As far as flaws, I really don’t have any. That isn’t to say that this is a perfect movie, but I could not find any problems worth mentioning. There were some moments that felt a little slow, but they all serve to make for great payoff soon after. I mentioned visual storytelling being a big part of this film, so I would say not to look away from the screen, even during moments with no dialogue.
If I did not make myself clear enough, I loved this movie quite a lot! I try my best not to throw around the “M” word too much, but I truly believe this film is an animated masterpiece. I felt that way about Your Name, which I saw earlier this year, and I feel that way about A Silent Voice as well. A Silent Voice is an emotional film that will likely bring tears to the eyes of even the most stoic viewers. It blends visual storytelling with clever dialogue, is populated with a wonderful cast of characters that are voiced beautifully, and uses a character’s handicap to create very unique and engaging plot elements, much like Rain Man with Tom Cruise and Dustin Hoffman. I highly recommend checking this movie out as soon as possible. For those who feel weary watching animated movies, for whatever reason, or don’t like foreign movies in their original language, I beg you to give this one a chance because it really does have a lot to offer.
Writing this review was an absolute pleasure. Movies like these bring out the passion I feel when writing about movies more than ever, and they remind me why I love film as much as I do. The last time I felt this enthusiastic writing a review was one of my first reviews, Your Name, a very similarly toned movie to this one. Japanese animated movies often have creative, intelligent, and imaginative stories that are few and far between in America unless they’re from a company like Pixar. I just wish these movies would get the recognition they deserve in the states, and one day find their place in wide releases on the big screen. Until then, I urge anime fans to go to their theaters whenever a Japanese animated film is showing to give your support! AMC Theaters are currently hosting a string of events throughout the remainder of 2017 where they are showing every Studio Ghibli movie for two nights each.
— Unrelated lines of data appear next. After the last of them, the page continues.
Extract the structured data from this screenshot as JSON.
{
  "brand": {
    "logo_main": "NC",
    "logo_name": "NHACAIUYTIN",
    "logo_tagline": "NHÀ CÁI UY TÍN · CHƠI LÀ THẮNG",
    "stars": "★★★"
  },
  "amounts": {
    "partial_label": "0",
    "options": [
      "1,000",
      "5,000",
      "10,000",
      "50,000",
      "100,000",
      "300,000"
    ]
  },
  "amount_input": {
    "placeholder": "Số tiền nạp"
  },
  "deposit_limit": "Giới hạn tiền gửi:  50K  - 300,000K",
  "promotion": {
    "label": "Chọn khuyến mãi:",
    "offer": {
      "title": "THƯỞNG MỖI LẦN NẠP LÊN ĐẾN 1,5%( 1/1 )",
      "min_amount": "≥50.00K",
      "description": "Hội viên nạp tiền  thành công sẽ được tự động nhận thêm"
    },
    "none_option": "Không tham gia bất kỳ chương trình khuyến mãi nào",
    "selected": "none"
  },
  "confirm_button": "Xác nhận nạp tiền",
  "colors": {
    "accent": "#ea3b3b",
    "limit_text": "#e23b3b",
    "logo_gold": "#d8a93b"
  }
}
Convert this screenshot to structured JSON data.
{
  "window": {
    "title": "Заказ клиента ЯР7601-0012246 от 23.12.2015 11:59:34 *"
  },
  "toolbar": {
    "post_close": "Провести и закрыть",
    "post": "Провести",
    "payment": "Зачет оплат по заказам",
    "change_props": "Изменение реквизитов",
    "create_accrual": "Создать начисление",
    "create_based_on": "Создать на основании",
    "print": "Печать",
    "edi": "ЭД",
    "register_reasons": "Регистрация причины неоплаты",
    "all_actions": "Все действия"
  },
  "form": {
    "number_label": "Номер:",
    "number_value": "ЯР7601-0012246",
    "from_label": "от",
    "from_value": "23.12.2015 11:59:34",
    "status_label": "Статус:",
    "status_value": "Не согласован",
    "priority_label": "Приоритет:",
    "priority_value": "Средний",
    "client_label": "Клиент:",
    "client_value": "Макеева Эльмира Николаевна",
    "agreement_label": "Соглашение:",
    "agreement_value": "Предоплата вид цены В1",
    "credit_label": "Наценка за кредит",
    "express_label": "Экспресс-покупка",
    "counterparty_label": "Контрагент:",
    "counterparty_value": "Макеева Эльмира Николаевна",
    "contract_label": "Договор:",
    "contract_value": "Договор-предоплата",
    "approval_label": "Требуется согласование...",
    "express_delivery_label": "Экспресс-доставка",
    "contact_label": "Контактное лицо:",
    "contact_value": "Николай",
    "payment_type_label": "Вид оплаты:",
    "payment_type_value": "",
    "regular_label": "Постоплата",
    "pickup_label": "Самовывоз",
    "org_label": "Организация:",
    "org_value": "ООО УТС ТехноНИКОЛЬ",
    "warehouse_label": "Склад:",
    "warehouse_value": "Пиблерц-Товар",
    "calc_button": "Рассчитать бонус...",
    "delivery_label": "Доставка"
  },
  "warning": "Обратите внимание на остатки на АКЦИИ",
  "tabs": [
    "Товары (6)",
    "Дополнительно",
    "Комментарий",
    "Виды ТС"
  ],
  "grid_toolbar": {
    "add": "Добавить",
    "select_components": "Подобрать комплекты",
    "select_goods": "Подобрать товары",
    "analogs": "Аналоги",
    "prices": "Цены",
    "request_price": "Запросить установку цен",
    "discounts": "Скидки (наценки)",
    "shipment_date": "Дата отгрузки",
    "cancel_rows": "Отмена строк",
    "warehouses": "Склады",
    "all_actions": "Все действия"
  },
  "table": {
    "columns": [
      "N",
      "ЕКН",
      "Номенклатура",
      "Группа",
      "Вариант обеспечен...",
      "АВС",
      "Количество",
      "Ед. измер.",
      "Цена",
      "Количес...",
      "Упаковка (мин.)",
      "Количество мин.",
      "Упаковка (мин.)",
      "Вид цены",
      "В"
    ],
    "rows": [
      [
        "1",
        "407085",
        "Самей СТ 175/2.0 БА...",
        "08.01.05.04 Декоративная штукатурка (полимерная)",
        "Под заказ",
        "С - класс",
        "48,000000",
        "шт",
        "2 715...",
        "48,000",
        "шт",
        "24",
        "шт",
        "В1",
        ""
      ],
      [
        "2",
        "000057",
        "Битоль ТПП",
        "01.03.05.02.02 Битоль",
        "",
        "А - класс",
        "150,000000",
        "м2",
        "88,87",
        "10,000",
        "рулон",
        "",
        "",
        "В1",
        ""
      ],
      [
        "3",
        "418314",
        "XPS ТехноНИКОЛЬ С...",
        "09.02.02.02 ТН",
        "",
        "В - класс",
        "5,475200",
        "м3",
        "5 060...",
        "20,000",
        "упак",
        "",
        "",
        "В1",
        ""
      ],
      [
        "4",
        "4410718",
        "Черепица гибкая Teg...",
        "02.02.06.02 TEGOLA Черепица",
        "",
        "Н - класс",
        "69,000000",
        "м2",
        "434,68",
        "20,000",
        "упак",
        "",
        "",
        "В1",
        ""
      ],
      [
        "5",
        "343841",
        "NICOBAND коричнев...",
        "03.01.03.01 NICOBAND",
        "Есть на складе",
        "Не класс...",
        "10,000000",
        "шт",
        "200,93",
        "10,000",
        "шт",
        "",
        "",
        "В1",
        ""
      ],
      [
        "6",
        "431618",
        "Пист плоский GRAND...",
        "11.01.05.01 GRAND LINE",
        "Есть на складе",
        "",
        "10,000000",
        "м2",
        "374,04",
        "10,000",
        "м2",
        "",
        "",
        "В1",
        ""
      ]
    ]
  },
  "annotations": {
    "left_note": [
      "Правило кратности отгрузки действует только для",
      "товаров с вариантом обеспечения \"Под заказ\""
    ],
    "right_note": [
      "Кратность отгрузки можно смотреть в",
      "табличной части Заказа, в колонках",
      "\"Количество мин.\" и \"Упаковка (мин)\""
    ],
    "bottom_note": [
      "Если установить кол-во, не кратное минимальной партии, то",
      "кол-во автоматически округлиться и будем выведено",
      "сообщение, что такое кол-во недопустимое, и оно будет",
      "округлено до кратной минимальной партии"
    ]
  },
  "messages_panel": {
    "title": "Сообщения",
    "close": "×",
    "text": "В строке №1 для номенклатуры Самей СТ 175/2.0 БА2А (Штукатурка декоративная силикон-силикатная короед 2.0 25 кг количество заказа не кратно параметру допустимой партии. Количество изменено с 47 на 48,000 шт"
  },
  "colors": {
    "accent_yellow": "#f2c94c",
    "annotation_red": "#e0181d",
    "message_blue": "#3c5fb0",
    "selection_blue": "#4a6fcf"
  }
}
Studio Ghibli is known for being one of the greatest animation companies of all time, and their films are often quintessential in the animated film industry, so it is quite amazing that we now have the opportunity to see them on the silver screen!
[P.S. I am in no way affiliated with anyone when writing this or any other review, I am writing purely out of passion and not for any monetary gain.]